▶ **Work required**
The full set of entries has to be output exactly.

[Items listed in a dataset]
►
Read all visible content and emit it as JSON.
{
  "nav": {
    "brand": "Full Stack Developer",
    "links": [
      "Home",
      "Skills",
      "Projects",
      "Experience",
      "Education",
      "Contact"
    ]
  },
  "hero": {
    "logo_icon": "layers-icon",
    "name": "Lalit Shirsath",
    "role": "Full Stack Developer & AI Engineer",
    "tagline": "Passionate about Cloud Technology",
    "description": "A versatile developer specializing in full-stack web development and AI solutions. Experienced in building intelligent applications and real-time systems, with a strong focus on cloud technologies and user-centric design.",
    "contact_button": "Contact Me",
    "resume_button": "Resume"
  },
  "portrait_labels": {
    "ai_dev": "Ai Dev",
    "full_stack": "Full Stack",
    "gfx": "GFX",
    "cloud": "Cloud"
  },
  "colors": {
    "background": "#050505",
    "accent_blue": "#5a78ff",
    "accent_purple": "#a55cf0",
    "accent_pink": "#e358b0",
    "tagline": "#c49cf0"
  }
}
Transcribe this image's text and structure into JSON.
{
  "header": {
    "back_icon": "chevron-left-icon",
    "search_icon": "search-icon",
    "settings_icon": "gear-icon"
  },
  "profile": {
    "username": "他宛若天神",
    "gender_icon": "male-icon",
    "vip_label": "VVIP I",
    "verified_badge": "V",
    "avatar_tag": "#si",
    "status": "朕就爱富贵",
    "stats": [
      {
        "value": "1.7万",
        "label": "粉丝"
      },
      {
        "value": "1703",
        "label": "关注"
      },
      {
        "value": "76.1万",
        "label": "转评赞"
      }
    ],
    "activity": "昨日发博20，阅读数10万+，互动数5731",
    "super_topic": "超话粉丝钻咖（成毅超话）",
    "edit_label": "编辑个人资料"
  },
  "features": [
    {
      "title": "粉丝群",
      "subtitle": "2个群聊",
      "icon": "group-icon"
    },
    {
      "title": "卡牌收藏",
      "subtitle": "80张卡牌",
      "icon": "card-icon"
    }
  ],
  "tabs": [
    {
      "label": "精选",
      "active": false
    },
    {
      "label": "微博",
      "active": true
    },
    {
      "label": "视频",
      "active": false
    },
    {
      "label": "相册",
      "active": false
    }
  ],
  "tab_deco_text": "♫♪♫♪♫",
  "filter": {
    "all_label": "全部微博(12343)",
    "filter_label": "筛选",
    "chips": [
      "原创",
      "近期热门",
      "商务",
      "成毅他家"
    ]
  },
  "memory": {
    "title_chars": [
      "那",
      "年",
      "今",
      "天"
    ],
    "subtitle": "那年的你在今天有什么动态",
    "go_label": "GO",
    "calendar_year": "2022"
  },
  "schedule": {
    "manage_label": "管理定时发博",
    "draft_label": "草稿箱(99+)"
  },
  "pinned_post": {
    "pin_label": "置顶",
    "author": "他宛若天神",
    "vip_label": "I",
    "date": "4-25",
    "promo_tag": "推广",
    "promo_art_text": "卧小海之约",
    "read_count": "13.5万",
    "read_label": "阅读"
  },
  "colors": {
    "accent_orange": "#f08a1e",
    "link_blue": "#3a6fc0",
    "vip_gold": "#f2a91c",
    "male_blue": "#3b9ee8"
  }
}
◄
▶ **Result for this exercise**
Read all visible content and emit it as JSON.
{
  "nav": {
    "brand": "Full Stack Developer",
    "links": [
      "Home",
      "Skills",
      "Projects",
      "Experience",
      "Education",
      "Contact"
    ]
  },
  "hero": {
    "logo_icon": "layers-icon",
    "name": "Lalit Shirsath",
    "role": "Full Stack Developer & AI Engineer",
    "tagline": "Passionate about Cloud Technology",
    "description": "A versatile developer specializing in full-stack web development and AI solutions. Experienced in building intelligent applications and real-time systems, with a strong focus on cloud technologies and user-centric design.",
    "contact_button": "Contact Me",
    "resume_button": "Resume"
  },
  "portrait_labels": {
    "ai_dev": "Ai Dev",
    "full_stack": "Full Stack",
    "gfx": "GFX",
    "cloud": "Cloud"
  },
  "colors": {
    "background": "#050505",
    "accent_blue": "#5a78ff",
    "accent_purple": "#a55cf0",
    "accent_pink": "#e358b0",
    "tagline": "#c49cf0"
  }
}
Transcribe this image's text and structure into JSON.
{
  "header": {
    "back_icon": "chevron-left-icon",
    "search_icon": "search-icon",
    "settings_icon": "gear-icon"
  },
  "profile": {
    "username": "他宛若天神",
    "gender_icon": "male-icon",
    "vip_label": "VVIP I",
    "verified_badge": "V",
    "avatar_tag": "#si",
    "status": "朕就爱富贵",
    "stats": [
      {
        "value": "1.7万",
        "label": "粉丝"
      },
      {
        "value": "1703",
        "label": "关注"
      },
      {
        "value": "76.1万",
        "label": "转评赞"
      }
    ],
    "activity": "昨日发博20，阅读数10万+，互动数5731",
    "super_topic": "超话粉丝钻咖（成毅超话）",
    "edit_label": "编辑个人资料"
  },
  "features": [
    {
      "title": "粉丝群",
      "subtitle": "2个群聊",
      "icon": "group-icon"
    },
    {
      "title": "卡牌收藏",
      "subtitle": "80张卡牌",
      "icon": "card-icon"
    }
  ],
  "tabs": [
    {
      "label": "精选",
      "active": false
    },
    {
      "label": "微博",
      "active": true
    },
    {
      "label": "视频",
      "active": false
    },
    {
      "label": "相册",
      "active": false
    }
  ],
  "tab_deco_text": "♫♪♫♪♫",
  "filter": {
    "all_label": "全部微博(12343)",
    "filter_label": "筛选",
    "chips": [
      "原创",
      "近期热门",
      "商务",
      "成毅他家"
    ]
  },
  "memory": {
    "title_chars": [
      "那",
      "年",
      "今",
      "天"
    ],
    "subtitle": "那年的你在今天有什么动态",
    "go_label": "GO",
    "calendar_year": "2022"
  },
  "schedule": {
    "manage_label": "管理定时发博",
    "draft_label": "草稿箱(99+)"
  },
  "pinned_post": {
    "pin_label": "置顶",
    "author": "他宛若天神",
    "vip_label": "I",
    "date": "4-25",
    "promo_tag": "推广",
    "promo_art_text": "卧小海之约",
    "read_count": "13.5万",
    "read_label": "阅读"
  },
  "colors": {
    "accent_orange": "#f08a1e",
    "link_blue": "#3a6fc0",
    "vip_gold": "#f2a91c",
    "male_blue": "#3b9ee8"
  }
}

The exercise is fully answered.